November 3

Wherefore putting away lying, speak every man truth with his neighbor: for we are members one of another.--EPH. iv. 25.

In conversation be sincere;
Keep conscience as the noontide clear;
Think how All-seeing God thy ways
And all thy secret thoughts surveys.
THOMAS KEN.

The essence of lying is in deception, not in words; a lie may be told by silence, by equivocation, by the accent on a syllable, by a glance of the eye attaching a peculiar significance to a sentence; and all these kinds of lies are worse and baser by many degrees than a lie plainly worded; so that no form of blinded conscience is so far sunk as that which comforts itself for having deceived because the deception was by gesture or silence, instead of utterance.
J. RUSKIN.

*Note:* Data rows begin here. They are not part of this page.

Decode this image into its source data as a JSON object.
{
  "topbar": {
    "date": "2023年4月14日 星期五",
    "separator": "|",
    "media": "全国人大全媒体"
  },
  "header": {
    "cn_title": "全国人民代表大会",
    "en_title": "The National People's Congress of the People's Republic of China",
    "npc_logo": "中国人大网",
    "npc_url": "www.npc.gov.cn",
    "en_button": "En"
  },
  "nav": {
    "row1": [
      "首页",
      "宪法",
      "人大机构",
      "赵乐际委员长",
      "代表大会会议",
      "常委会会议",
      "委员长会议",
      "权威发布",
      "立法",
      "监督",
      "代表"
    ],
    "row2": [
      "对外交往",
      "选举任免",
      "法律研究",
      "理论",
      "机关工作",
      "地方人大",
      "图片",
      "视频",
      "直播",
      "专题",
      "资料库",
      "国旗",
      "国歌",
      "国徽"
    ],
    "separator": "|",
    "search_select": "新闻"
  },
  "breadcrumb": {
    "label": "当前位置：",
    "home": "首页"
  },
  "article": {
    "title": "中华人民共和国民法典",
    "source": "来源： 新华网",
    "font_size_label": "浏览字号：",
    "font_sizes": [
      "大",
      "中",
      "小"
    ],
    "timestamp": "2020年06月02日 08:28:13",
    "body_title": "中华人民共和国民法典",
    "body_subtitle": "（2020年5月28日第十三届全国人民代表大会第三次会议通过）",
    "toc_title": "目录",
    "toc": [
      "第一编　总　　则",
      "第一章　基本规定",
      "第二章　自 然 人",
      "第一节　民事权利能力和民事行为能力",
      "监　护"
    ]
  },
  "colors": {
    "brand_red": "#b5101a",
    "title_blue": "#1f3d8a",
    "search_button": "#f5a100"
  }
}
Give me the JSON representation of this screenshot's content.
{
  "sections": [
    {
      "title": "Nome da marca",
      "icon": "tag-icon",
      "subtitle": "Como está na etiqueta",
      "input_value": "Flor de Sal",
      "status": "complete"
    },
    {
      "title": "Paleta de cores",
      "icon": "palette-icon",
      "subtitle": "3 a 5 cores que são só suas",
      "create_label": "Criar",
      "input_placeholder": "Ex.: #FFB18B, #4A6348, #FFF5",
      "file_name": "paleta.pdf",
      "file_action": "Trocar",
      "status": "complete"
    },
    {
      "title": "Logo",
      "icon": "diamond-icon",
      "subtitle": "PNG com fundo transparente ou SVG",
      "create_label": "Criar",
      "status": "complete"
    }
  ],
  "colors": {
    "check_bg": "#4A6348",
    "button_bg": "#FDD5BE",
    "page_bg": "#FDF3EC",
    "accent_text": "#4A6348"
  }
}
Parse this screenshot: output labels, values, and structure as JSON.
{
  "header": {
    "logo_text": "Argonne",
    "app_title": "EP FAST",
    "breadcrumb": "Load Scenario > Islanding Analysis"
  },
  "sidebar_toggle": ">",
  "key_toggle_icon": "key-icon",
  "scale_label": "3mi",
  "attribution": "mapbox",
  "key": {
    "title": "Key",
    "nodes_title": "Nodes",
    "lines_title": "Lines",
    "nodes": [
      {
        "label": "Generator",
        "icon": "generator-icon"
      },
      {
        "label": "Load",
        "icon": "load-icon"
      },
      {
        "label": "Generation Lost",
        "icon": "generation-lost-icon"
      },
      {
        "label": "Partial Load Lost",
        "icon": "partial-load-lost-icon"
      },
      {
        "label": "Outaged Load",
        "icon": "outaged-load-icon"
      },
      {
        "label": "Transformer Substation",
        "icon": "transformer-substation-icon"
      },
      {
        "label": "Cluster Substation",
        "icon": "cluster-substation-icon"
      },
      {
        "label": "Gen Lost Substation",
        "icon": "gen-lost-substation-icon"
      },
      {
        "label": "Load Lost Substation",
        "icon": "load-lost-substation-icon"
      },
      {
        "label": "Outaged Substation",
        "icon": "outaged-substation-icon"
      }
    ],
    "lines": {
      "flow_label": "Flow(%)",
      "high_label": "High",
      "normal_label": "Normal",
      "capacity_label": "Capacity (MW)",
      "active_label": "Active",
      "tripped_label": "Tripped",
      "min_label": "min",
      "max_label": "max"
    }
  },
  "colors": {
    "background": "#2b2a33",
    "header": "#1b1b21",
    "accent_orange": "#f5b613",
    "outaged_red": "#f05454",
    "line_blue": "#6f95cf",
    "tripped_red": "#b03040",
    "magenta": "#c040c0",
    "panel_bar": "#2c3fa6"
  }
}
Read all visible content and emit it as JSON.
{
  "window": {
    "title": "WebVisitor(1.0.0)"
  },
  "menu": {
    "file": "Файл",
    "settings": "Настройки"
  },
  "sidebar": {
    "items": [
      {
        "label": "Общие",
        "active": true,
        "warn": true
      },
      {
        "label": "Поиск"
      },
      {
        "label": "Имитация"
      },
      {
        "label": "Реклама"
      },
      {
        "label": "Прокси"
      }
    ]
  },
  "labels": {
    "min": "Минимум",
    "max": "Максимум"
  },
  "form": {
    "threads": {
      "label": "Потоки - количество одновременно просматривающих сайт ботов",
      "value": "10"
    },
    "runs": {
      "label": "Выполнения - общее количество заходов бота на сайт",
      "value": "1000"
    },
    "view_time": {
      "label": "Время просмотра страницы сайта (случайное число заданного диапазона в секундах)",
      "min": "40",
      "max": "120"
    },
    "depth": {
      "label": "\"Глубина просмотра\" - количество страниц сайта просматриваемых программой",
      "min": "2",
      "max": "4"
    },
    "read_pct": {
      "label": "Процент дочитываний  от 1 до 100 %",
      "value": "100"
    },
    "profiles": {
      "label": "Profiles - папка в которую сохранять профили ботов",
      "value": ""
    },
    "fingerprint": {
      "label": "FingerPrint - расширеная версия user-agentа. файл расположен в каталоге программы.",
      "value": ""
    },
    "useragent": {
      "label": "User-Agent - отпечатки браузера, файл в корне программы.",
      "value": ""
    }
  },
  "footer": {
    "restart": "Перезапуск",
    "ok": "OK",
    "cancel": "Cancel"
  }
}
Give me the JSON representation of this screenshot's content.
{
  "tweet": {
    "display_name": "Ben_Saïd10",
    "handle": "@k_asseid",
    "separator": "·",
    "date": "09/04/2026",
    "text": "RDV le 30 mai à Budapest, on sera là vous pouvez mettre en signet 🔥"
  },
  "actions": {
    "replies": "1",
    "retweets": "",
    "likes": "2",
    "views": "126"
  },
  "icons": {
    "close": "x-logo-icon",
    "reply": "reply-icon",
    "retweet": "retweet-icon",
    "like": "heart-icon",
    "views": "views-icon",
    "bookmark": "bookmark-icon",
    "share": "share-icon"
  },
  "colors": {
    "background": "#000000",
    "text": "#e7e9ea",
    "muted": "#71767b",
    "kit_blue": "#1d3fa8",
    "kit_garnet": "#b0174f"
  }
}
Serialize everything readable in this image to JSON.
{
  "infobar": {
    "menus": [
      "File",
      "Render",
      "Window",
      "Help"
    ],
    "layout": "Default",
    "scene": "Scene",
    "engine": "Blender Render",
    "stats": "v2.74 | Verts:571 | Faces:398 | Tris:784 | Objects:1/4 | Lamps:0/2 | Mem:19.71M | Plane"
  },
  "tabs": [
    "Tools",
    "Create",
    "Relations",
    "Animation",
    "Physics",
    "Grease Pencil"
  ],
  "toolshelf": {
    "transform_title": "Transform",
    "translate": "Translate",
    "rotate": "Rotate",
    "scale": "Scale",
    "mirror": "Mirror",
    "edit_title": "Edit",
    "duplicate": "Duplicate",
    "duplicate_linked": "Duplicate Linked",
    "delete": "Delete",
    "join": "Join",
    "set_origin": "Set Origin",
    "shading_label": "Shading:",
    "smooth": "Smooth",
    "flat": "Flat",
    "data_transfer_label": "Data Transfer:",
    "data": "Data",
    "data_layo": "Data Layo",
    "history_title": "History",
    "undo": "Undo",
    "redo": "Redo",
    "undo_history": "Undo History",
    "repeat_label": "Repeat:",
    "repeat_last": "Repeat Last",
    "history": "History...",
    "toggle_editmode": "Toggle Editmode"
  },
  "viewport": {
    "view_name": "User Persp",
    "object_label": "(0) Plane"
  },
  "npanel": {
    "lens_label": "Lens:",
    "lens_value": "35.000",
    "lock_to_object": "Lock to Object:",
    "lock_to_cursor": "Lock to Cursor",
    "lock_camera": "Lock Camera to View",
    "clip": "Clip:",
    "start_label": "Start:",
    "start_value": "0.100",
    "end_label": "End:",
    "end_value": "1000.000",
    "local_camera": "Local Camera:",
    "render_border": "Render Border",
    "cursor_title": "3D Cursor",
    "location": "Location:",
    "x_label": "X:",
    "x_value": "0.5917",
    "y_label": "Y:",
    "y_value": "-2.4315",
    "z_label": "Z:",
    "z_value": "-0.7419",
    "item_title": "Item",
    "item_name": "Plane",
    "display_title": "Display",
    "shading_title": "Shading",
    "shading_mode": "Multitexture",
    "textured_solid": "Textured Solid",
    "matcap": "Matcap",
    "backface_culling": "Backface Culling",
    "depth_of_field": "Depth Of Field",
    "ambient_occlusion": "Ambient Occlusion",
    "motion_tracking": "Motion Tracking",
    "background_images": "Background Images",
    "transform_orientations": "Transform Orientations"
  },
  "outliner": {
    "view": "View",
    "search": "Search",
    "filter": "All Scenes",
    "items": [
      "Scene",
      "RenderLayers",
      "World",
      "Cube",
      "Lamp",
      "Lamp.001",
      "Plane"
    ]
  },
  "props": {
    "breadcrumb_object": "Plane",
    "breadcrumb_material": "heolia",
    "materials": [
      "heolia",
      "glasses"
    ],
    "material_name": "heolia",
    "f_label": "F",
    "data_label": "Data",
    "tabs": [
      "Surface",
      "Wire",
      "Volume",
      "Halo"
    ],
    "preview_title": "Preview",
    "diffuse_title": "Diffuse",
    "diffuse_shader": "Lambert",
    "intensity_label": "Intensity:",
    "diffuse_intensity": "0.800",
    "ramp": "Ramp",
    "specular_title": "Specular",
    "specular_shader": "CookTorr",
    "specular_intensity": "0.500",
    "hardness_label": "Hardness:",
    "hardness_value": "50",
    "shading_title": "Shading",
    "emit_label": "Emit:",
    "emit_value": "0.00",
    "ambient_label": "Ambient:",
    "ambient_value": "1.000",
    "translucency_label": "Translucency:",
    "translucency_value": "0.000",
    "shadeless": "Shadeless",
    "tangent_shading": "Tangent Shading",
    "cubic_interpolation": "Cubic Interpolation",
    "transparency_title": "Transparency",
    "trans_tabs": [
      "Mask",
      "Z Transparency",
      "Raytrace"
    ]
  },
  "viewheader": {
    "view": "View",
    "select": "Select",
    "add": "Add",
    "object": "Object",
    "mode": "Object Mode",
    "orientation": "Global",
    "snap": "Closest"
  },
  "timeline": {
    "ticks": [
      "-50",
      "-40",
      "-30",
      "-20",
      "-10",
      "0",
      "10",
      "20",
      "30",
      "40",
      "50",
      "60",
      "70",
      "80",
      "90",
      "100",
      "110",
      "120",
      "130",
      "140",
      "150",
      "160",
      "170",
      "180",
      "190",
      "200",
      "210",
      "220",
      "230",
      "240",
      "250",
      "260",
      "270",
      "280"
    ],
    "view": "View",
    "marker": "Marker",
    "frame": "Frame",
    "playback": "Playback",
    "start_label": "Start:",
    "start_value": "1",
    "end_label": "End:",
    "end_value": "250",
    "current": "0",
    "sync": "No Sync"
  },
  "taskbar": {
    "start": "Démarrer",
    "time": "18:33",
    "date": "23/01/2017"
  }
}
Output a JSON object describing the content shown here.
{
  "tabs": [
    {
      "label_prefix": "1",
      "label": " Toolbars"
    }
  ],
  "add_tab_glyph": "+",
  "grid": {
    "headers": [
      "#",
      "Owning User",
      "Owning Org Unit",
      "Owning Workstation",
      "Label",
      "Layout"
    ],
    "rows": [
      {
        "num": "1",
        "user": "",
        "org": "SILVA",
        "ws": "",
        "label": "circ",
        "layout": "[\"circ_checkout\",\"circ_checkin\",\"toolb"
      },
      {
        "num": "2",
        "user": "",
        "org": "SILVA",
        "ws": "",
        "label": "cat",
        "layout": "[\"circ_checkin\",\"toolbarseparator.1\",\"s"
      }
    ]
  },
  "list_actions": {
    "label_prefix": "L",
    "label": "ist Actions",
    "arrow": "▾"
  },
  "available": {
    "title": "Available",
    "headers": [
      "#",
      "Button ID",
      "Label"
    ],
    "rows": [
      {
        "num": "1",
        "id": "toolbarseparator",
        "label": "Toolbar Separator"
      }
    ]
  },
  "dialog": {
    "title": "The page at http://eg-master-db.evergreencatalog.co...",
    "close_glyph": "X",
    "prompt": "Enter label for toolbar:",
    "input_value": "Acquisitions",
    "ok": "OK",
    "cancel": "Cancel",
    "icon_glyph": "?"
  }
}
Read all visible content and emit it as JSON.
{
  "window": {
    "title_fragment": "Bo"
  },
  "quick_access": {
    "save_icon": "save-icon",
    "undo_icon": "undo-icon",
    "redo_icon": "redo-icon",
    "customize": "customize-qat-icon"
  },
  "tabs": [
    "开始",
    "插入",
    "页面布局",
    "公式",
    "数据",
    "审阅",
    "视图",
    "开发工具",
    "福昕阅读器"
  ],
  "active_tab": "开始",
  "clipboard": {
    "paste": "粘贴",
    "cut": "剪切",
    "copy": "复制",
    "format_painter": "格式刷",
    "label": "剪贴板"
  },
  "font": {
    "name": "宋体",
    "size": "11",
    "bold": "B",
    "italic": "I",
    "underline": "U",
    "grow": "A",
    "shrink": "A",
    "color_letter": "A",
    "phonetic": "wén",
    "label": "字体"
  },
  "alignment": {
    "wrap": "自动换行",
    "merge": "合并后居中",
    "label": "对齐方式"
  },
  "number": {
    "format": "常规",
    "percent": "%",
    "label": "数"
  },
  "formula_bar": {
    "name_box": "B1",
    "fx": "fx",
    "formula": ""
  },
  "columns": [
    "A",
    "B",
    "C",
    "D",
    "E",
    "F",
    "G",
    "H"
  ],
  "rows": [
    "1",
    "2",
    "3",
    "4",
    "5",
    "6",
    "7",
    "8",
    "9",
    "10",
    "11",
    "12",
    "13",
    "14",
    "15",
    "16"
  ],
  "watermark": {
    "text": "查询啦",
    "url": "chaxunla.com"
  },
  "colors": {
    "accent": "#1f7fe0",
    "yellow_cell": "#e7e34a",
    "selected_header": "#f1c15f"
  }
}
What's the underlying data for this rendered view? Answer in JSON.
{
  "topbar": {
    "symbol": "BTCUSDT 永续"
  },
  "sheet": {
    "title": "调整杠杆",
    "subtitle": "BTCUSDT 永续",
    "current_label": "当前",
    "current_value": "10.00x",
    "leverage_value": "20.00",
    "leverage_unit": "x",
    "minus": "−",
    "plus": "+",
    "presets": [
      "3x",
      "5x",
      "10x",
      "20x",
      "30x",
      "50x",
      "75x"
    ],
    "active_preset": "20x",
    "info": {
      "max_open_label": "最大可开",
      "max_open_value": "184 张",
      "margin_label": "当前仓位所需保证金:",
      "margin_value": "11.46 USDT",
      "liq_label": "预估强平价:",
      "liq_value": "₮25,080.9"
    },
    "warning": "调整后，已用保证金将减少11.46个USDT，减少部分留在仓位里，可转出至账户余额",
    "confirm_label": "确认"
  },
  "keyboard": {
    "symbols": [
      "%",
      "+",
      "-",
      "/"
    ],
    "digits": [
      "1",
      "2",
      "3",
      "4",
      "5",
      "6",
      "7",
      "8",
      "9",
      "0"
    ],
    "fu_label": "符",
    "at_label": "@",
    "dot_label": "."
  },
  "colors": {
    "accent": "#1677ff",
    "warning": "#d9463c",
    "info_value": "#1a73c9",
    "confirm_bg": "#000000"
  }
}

He that is habituated to deceptions and artificialities in trifles, will try in vain to be true in matters of importance; for truth is a thing of habit rather than of will. You cannot in any given case by any sudden and single effort will to be true, if the habit of your life has been insincerity.
F. W. ROBERTSON.